Cilostazol ameliorates working memory and white matter function in a mouse model of moderate chronic cerebral hypoperfusion. Yasmina Mano-Sanz, Akihiro Kitamura.
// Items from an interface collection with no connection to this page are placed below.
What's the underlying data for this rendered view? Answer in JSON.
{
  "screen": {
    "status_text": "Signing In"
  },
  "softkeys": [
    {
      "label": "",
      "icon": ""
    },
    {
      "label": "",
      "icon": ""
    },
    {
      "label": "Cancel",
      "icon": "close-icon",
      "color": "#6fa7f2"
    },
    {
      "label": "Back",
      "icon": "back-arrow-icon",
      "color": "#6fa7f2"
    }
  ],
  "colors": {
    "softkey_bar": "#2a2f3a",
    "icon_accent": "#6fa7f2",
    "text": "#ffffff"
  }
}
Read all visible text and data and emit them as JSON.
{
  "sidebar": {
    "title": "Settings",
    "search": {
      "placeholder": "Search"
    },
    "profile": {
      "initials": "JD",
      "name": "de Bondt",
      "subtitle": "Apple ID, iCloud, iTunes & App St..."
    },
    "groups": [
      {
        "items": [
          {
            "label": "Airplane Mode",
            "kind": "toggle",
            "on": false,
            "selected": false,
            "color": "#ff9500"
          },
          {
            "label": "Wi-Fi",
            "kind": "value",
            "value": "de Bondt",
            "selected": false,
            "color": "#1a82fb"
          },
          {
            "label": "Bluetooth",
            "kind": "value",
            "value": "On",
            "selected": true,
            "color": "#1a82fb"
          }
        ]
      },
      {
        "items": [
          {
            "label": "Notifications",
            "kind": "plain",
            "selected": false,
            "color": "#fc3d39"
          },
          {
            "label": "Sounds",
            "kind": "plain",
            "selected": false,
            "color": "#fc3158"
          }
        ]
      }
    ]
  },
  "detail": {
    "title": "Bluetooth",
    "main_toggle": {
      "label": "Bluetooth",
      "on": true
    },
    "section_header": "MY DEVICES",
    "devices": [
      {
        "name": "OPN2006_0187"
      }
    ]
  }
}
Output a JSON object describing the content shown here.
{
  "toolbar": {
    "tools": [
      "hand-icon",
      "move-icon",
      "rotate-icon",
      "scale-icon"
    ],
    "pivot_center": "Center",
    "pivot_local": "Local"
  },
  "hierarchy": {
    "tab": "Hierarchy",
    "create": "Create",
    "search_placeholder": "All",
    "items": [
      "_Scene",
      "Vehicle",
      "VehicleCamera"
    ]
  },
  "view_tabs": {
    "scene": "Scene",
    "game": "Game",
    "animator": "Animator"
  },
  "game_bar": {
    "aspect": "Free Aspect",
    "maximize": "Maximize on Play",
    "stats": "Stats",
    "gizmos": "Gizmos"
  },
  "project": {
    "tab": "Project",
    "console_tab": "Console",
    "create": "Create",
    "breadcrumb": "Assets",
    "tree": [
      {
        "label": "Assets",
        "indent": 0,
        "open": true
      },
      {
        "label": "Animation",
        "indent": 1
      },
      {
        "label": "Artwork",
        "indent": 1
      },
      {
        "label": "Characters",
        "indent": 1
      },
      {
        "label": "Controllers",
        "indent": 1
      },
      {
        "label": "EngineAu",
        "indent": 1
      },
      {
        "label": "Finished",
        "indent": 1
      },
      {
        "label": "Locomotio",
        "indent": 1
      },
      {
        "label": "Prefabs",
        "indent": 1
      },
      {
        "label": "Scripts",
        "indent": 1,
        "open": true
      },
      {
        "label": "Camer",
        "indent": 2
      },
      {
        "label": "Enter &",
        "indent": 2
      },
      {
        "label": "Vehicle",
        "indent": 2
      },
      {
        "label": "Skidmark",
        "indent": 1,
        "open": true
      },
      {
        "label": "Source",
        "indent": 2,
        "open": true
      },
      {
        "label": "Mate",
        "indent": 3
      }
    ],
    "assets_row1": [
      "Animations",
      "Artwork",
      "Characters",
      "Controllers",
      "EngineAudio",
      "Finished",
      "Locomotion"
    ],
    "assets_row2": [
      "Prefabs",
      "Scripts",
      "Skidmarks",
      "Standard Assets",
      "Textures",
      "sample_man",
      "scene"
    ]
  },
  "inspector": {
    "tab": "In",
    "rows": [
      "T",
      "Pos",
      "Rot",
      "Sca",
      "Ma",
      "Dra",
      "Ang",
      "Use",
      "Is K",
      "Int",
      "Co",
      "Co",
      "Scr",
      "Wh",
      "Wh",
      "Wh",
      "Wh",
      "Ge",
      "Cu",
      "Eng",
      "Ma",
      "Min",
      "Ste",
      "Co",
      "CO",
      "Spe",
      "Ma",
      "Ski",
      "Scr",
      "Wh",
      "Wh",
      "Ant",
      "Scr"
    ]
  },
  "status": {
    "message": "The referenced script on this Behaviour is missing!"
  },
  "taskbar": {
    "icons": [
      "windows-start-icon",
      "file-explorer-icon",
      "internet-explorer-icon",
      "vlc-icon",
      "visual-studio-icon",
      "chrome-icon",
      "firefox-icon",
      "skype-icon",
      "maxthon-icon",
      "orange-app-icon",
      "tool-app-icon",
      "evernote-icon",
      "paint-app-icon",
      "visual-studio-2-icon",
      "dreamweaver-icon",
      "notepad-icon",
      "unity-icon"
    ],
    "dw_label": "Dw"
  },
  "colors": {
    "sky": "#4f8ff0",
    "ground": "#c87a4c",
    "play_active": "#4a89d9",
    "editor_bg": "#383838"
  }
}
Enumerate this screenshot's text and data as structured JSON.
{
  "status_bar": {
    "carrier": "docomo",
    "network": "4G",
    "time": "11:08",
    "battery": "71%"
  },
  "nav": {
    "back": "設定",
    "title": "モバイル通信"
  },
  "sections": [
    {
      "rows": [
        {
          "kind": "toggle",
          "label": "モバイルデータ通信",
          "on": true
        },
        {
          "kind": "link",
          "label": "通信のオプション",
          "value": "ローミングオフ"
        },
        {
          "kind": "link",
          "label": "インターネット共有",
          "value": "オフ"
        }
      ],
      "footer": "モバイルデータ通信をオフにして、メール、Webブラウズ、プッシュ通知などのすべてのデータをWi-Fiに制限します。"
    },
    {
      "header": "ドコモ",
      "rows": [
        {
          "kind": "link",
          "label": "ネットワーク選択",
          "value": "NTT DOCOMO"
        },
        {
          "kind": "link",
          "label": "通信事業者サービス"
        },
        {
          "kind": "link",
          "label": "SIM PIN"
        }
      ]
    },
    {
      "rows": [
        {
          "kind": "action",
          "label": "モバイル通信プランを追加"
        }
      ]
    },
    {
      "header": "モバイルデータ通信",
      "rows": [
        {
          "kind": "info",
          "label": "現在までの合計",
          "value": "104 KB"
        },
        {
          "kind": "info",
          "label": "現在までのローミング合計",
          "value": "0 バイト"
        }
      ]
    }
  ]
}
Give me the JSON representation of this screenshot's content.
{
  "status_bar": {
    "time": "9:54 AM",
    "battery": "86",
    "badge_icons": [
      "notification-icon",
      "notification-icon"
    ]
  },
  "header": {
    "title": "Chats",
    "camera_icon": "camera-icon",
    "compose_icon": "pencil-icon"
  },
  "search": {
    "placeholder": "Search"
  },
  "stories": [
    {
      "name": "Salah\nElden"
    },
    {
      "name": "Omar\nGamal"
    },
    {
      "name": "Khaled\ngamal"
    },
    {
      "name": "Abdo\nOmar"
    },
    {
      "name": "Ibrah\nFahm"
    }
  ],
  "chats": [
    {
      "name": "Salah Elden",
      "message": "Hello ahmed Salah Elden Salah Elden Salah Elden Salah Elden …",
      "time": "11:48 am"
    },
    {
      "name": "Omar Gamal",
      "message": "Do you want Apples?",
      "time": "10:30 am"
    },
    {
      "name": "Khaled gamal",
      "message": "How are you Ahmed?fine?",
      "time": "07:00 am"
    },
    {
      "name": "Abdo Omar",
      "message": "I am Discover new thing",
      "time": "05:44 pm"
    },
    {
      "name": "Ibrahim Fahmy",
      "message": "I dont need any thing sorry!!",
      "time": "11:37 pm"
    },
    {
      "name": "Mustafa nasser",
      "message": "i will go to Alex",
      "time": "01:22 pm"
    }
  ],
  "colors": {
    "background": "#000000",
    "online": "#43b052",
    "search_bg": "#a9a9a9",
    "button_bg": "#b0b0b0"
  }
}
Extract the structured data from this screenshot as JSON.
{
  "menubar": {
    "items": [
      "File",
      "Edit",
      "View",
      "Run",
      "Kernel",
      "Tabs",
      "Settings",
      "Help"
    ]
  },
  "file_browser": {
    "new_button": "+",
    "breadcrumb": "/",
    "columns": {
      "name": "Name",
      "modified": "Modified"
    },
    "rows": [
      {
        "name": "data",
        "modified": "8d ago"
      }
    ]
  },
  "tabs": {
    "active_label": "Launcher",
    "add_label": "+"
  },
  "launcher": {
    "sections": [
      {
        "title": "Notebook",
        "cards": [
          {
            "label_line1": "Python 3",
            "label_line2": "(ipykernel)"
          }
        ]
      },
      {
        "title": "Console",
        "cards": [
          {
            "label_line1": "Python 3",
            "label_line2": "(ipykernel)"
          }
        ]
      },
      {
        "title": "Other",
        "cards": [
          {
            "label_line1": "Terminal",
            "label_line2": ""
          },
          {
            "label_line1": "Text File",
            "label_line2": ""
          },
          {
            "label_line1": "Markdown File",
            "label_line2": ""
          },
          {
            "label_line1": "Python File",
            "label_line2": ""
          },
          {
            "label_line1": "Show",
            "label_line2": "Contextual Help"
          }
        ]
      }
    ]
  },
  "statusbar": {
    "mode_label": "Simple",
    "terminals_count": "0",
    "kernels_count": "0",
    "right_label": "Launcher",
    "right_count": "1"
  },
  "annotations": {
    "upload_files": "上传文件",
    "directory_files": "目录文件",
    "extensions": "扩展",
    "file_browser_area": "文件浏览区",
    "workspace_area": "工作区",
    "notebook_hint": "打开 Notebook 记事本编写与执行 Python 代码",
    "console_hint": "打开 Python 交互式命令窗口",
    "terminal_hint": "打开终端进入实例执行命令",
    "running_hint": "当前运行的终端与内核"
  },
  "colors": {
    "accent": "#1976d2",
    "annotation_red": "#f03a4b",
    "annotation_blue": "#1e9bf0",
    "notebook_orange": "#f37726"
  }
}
James L. Searcy, Jessica Duncombe, Juraj Koudelka, Scott Webster, Masafumi Ihara, Raj Kalaria, Karen Horsburgh
Other dissemination activities
Invited debate leader at Vas-Cog (Lille), 2011
An animal model of small vessel disease Stroke Research Group Seminar Series, (University of Edinburgh), 2011
Invited external speaker at Cardiovascular symposium day, 2012
Human cerebral small vessel disease: insight from experimental models, 2012
Invited conference speaker EuropeanCongressNeuropathology12 (ECNP12), 2012
A mouse model of chronic cerebral hypoperfusion to study mechanisms leading to white matter damage, 2012
Organiser and chair at Public Lecture on ‘Dementia Awareness’ University of Edinburgh (advertised in local papers and various dementia groups and related web pages), 2013
Invited speaker at ARUK conference (London) 'The link between Vascular disease and Alzheimer’s disease : insight from a mouse model of chronic cerebral hypoperfusion', 2015
Symposium Organiser and speaker at BNA conference (Edinburgh) 'Metabolic and vascular contributors to dementia', 2015
Organiser of satellite dementia conference for ARUK network (Edinburgh), 2015
Invited speaker at MRC DPUK meeting (London), 2015